and the pairs plot now

1 Like

I appreciate you help a lot! This is a good starting point, I will try to relax the priors in order to make the model more flexible, but at least now I understood how to reason in presence of bimodal distributions. Thank you again!

Reminds me of the cross-sections of the Cox-Ingersoll-Ross diffusion.
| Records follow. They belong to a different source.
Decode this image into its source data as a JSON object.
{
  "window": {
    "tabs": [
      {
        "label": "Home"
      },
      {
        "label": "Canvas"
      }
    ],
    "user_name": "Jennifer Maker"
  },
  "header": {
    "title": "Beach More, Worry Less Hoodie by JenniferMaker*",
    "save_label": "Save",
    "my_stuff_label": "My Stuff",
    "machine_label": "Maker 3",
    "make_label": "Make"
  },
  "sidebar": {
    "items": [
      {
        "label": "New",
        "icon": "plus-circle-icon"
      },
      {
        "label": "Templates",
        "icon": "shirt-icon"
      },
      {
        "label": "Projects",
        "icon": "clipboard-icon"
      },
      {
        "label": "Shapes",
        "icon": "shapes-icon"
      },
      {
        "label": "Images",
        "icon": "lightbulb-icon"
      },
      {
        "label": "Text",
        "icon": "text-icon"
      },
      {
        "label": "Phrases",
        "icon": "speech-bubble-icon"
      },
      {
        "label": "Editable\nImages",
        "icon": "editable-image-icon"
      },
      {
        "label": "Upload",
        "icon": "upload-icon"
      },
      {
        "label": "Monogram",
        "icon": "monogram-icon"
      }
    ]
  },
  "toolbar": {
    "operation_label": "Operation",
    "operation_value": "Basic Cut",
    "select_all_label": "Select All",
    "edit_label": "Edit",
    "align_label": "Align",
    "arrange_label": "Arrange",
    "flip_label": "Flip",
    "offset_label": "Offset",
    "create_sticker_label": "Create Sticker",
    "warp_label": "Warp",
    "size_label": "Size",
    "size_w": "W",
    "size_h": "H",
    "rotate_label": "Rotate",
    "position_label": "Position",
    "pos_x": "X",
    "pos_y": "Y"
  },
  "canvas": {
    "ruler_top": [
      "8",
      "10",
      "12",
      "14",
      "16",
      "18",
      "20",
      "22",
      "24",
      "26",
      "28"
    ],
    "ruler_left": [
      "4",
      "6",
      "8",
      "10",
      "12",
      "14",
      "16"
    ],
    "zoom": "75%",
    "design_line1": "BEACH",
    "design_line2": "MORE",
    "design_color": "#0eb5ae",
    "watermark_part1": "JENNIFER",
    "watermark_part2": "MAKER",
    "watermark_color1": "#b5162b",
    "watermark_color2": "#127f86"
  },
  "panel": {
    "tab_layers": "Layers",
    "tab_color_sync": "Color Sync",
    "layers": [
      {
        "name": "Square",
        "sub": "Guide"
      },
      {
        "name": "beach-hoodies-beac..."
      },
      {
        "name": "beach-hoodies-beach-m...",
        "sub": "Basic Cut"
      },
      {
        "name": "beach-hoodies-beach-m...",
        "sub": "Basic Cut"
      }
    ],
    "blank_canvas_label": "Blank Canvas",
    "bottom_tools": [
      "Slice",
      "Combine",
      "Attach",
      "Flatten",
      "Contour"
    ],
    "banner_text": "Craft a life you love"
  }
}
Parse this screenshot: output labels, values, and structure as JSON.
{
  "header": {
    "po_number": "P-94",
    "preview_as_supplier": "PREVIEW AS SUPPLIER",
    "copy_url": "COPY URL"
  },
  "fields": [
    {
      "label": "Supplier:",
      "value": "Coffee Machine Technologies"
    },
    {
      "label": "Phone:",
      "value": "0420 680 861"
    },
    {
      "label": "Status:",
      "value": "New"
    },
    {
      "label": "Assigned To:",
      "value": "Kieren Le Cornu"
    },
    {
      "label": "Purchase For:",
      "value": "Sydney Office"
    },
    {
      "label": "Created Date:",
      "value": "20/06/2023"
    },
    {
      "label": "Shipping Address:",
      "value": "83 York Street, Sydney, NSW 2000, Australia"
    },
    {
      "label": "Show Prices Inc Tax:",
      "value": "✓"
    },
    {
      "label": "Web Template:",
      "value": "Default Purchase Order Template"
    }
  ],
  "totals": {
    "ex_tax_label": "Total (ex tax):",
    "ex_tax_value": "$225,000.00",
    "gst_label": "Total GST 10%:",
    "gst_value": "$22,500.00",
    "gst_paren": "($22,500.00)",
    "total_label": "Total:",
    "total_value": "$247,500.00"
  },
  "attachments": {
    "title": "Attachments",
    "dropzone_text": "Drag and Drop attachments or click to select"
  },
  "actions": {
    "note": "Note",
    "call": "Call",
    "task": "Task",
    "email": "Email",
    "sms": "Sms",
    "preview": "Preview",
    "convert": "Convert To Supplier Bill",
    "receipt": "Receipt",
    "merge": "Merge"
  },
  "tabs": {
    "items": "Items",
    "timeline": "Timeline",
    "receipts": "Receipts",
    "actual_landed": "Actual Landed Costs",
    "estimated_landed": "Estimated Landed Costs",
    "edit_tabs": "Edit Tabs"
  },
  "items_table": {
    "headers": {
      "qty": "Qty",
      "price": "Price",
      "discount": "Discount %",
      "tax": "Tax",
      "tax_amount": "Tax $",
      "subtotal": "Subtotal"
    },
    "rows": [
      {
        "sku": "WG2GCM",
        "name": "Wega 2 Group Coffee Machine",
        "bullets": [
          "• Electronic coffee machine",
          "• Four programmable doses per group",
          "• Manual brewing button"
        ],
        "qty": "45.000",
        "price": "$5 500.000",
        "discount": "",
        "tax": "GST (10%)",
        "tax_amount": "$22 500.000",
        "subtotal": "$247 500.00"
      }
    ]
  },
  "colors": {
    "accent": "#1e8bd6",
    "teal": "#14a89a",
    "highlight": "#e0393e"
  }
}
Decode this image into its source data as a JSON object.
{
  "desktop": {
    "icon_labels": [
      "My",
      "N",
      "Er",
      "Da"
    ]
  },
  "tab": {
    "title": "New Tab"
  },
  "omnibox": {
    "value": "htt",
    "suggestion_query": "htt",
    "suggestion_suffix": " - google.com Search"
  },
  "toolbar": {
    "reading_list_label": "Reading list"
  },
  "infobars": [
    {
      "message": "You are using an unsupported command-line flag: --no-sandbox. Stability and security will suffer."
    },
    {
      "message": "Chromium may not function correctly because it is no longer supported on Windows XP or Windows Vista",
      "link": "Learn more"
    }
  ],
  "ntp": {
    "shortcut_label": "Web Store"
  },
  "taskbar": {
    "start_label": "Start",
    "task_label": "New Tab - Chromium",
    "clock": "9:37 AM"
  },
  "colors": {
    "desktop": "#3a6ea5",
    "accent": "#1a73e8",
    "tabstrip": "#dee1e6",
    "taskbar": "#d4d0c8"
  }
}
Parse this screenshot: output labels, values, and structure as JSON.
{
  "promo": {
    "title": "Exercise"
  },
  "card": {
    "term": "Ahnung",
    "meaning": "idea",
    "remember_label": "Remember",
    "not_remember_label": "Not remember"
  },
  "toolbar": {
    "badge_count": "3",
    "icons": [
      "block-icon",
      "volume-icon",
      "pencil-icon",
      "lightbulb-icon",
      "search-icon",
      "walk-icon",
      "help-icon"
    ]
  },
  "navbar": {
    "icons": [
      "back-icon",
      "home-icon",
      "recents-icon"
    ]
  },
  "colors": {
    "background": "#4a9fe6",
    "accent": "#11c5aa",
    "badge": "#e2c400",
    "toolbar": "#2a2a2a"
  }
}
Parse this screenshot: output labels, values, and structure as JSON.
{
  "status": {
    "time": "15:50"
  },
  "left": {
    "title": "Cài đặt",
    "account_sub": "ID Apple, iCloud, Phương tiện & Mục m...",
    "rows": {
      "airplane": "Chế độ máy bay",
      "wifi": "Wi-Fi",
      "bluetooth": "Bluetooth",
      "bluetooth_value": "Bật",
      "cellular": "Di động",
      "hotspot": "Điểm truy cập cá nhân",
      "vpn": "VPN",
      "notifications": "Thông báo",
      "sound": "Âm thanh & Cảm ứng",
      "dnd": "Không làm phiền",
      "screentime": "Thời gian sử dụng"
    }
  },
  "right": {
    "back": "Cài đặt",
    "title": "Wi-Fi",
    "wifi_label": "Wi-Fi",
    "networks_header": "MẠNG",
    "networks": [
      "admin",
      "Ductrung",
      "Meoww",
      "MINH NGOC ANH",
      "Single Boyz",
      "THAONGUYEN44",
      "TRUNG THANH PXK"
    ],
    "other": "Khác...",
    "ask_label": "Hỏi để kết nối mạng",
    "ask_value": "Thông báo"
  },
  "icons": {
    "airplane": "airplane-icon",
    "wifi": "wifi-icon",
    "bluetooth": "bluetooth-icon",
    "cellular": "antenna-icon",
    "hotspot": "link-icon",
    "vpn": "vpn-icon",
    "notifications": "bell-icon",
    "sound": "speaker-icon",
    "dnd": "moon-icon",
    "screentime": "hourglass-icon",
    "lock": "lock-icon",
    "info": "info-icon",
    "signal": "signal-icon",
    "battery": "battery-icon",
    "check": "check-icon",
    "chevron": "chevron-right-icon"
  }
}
See figures 4 and 5 at https://www.openphilanthropy.org/sites/default/files/Modeling-the-human-trajectory.pdf#page=47. In figure 5, middle row, right column, vertical cross-sections look rather like your distribution.